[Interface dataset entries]
= Beginning of Section =

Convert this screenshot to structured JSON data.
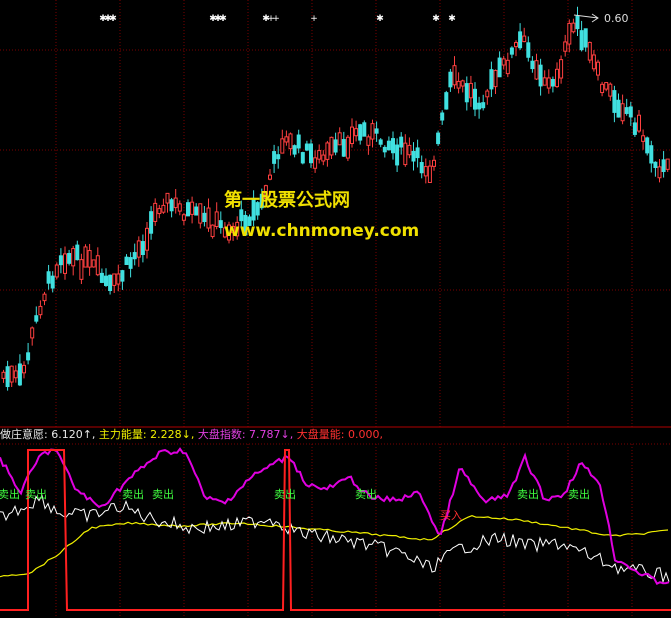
{
  "watermark": {
    "title": "第一股票公式网",
    "url": "www.chnmoney.com"
  },
  "price_label": "0.60",
  "top_marker_glyphs": {
    "star": "✱",
    "plus": "+"
  },
  "top_markers": [
    "star",
    "star",
    "star",
    "star",
    "star",
    "star",
    "star",
    "plus",
    "plus",
    "plus",
    "star",
    "star",
    "star"
  ],
  "legend": {
    "items": [
      {
        "name": "做庄意愿",
        "value": "6.120",
        "arrow": "↑",
        "color": "#e8e8e8"
      },
      {
        "name": "主力能量",
        "value": "2.228",
        "arrow": "↓",
        "color": "#f0f000"
      },
      {
        "name": "大盘指数",
        "value": "7.787",
        "arrow": "↓",
        "color": "#e040e0"
      },
      {
        "name": "大盘量能",
        "value": "0.000",
        "arrow": "",
        "color": "#ff3030"
      }
    ]
  },
  "signals": {
    "sell_label": "卖出",
    "buy_label": "买入",
    "sell_color": "#40ff40",
    "buy_color": "#ff3030",
    "sell_count": 8
  },
  "colors": {
    "grid": "#7a0000",
    "candle_up": "#ff4040",
    "candle_down": "#40e0e0",
    "white_line": "#ffffff",
    "yellow_line": "#f0f000",
    "magenta_line": "#e000e0",
    "red_line": "#ff2020"
  }
}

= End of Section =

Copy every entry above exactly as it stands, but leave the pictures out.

Convert this screenshot to structured JSON data.
{
  "watermark": {
    "title": "第一股票公式网",
    "url": "www.chnmoney.com"
  },
  "price_label": "0.60",
  "top_marker_glyphs": {
    "star": "✱",
    "plus": "+"
  },
  "top_markers": [
    "star",
    "star",
    "star",
    "star",
    "star",
    "star",
    "star",
    "plus",
    "plus",
    "plus",
    "star",
    "star",
    "star"
  ],
  "legend": {
    "items": [
      {
        "name": "做庄意愿",
        "value": "6.120",
        "arrow": "↑",
        "color": "#e8e8e8"
      },
      {
        "name": "主力能量",
        "value": "2.228",
        "arrow": "↓",
        "color": "#f0f000"
      },
      {
        "name": "大盘指数",
        "value": "7.787",
        "arrow": "↓",
        "color": "#e040e0"
      },
      {
        "name": "大盘量能",
        "value": "0.000",
        "arrow": "",
        "color": "#ff3030"
      }
    ]
  },
  "signals": {
    "sell_label": "卖出",
    "buy_label": "买入",
    "sell_color": "#40ff40",
    "buy_color": "#ff3030",
    "sell_count": 8
  },
  "colors": {
    "grid": "#7a0000",
    "candle_up": "#ff4040",
    "candle_down": "#40e0e0",
    "white_line": "#ffffff",
    "yellow_line": "#f0f000",
    "magenta_line": "#e000e0",
    "red_line": "#ff2020"
  }
}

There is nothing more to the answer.